• **EXERCISE PROMPT**
Which lines of the records contain the word "title"? Show each of them.

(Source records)
------------------------
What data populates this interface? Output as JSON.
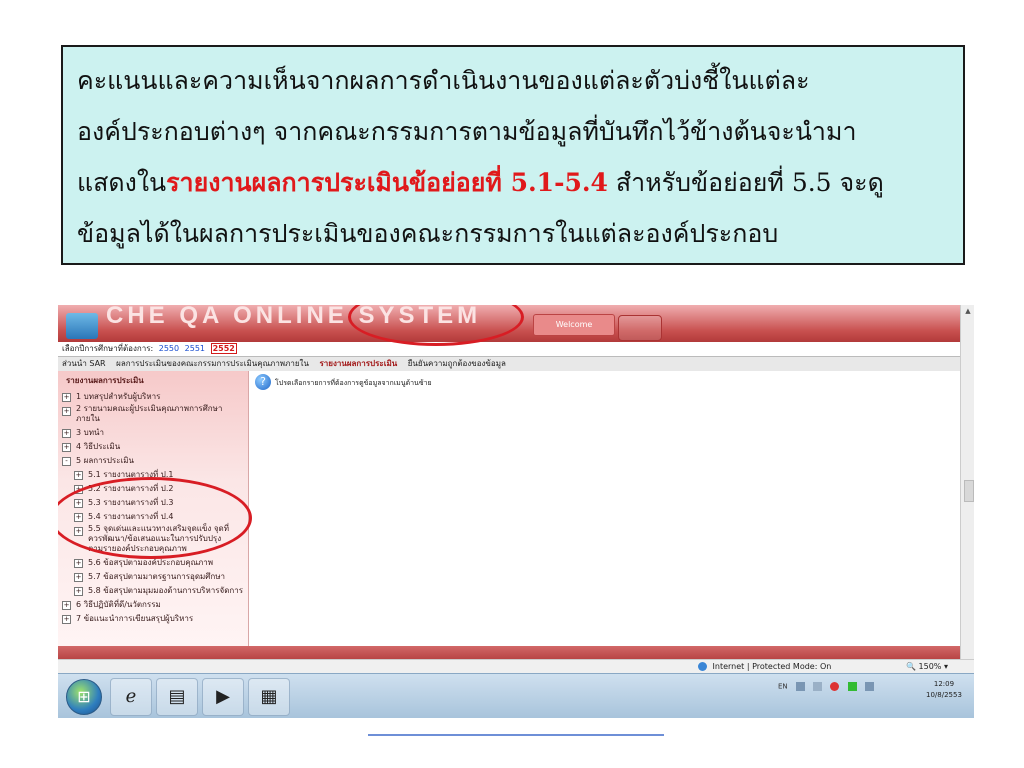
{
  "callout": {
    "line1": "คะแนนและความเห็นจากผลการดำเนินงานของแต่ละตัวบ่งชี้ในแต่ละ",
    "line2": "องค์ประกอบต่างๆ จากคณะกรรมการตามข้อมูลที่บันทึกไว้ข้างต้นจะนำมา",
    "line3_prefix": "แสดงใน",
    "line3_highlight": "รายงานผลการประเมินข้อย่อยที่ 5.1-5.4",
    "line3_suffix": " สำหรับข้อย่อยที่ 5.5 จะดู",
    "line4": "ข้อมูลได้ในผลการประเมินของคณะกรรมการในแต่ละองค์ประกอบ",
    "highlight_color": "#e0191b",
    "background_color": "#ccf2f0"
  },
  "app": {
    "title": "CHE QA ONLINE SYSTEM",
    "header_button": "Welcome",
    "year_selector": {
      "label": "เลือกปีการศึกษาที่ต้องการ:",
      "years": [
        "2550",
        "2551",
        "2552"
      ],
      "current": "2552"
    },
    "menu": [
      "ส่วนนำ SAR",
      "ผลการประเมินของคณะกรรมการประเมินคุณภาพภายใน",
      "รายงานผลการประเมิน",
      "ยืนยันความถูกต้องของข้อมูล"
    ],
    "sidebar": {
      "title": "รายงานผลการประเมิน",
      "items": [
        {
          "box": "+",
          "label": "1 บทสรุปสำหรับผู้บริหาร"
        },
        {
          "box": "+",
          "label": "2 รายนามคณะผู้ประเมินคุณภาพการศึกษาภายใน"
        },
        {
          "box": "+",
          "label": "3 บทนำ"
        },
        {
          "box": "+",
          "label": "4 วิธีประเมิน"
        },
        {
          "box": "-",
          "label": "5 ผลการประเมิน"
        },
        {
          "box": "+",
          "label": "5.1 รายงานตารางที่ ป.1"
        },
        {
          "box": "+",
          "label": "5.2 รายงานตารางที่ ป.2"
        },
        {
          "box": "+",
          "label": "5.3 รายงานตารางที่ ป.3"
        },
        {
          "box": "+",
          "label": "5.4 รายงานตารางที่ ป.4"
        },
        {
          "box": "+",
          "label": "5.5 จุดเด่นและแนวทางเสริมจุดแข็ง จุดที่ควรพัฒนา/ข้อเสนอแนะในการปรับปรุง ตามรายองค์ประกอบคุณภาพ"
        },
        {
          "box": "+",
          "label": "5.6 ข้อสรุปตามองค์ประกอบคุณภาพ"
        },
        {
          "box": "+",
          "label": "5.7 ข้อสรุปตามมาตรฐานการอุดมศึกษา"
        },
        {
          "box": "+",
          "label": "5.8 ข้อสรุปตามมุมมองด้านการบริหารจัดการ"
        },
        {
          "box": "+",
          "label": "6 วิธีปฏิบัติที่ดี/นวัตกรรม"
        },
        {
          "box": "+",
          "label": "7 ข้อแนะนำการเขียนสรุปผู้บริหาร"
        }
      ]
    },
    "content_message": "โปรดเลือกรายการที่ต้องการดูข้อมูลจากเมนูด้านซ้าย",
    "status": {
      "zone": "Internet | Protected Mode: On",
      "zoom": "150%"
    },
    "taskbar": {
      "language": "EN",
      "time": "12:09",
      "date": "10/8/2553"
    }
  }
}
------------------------
• **REPLY TO THE TASK**
    "title": "CHE QA ONLINE SYSTEM",
      "title": "รายงานผลการประเมิน",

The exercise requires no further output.